Turns out Necedah, WI was the alleged site of some particularly hysterical "Marian apparitions," that is, personal speaking engagements by what the Catholic Church calls the Virgin Mary.
Reports the J-S, "The man and woman, now facing criminal charges, were the bishop and a nun of an offshoot Catholic church unrecognized by Rome and unaffiliated with the shrine that has drawn worshippers for half a century, authorities say."
More clearly, according to this Wikipedia entry, the Catholic Church doesn't recognize the shrine, either, nor any of the Necedah Marian shenanigans in toto. It considers the visions to have been false (full marks to the Catholic Church for that much). The best part:
Fidelity Magazine, a Roman Catholic periodical, quotes one of [Mary Ann] Van Hoof's messages, in its February, 1989 Issue as detailing that the devotees of the Necedah Shrine would be spared Armageddon when, right before the world's doom, a 1,200 year-old man named Joe will come in a spaceship to save them.At least that last bit is unbiblical, I take it.
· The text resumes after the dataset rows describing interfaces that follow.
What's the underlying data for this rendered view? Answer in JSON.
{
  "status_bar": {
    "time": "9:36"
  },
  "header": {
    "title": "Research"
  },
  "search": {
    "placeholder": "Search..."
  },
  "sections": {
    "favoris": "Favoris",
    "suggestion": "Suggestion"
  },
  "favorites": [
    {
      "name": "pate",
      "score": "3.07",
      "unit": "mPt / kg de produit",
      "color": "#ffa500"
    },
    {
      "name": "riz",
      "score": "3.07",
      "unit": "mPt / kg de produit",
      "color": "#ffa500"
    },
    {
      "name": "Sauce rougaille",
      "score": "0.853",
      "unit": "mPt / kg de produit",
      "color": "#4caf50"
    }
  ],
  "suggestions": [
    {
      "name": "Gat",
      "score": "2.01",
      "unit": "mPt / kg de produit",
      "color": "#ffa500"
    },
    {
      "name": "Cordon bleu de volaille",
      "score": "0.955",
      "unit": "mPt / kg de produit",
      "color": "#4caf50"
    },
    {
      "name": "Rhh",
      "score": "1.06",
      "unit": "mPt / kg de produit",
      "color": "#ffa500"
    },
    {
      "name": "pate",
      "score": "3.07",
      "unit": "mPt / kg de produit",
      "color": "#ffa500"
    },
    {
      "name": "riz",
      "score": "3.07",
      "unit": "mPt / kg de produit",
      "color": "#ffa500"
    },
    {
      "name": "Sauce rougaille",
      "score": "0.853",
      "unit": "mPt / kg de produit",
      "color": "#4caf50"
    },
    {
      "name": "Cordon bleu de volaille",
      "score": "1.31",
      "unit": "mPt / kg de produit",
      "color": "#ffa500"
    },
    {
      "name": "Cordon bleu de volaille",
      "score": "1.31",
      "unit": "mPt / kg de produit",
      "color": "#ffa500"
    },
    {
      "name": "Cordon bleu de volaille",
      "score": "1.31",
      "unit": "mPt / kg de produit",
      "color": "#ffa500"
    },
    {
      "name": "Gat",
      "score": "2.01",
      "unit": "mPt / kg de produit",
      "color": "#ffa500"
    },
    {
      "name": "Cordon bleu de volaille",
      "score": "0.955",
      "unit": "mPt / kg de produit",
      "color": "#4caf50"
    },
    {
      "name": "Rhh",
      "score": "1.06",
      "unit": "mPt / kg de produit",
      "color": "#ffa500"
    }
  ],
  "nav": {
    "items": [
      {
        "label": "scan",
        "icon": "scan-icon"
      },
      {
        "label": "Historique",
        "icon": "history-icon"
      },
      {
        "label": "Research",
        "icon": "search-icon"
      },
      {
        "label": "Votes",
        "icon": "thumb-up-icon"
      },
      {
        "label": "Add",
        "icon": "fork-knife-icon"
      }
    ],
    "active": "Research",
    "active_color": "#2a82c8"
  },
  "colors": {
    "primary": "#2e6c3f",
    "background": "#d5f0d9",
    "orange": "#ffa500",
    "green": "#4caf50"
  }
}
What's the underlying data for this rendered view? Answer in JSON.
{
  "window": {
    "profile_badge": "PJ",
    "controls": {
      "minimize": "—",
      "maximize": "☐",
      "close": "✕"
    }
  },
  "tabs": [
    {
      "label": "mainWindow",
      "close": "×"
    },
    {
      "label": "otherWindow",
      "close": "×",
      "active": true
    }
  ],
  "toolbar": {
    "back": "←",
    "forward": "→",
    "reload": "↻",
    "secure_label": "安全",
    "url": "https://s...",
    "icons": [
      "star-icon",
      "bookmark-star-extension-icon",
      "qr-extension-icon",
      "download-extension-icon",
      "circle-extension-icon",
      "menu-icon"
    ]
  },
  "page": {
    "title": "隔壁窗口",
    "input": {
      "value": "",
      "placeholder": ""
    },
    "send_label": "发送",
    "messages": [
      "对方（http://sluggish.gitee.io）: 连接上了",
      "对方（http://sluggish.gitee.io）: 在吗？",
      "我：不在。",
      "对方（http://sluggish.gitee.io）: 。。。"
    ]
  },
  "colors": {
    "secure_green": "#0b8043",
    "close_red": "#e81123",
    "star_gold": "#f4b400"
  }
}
The Necedah Shrine has its own oddball website too, Mediatrix are for Kids, operated by a tax-exempt outfit called For My God And My Country, Inc., Jennifer Sparby, Proprietor.
From that site there is a link to this thing, Diamond Star Light Beacon, which is registered to a Kenny Van Hoof, likely a relative of the original "simple and poor farm woman" Mary Ann Van Hoof, the entertainer of the original apparitions (there were a whole bunch).
There is a lot of strange, strange reading at Kenny's website, where wildly imaginative End of Times paranoia and supernatural conspiracy theories abound. Check it out, it's a kick. Get it? Kenny Van Hoof.
There's some crazy peoples up in them thar hills.
I can't put my hands on my copy of Weird Wisconsin at the moment, so I don't know whether this shrine joint is in it. It should be.
Kohler, a Wisconsin company, has several very nice toilets.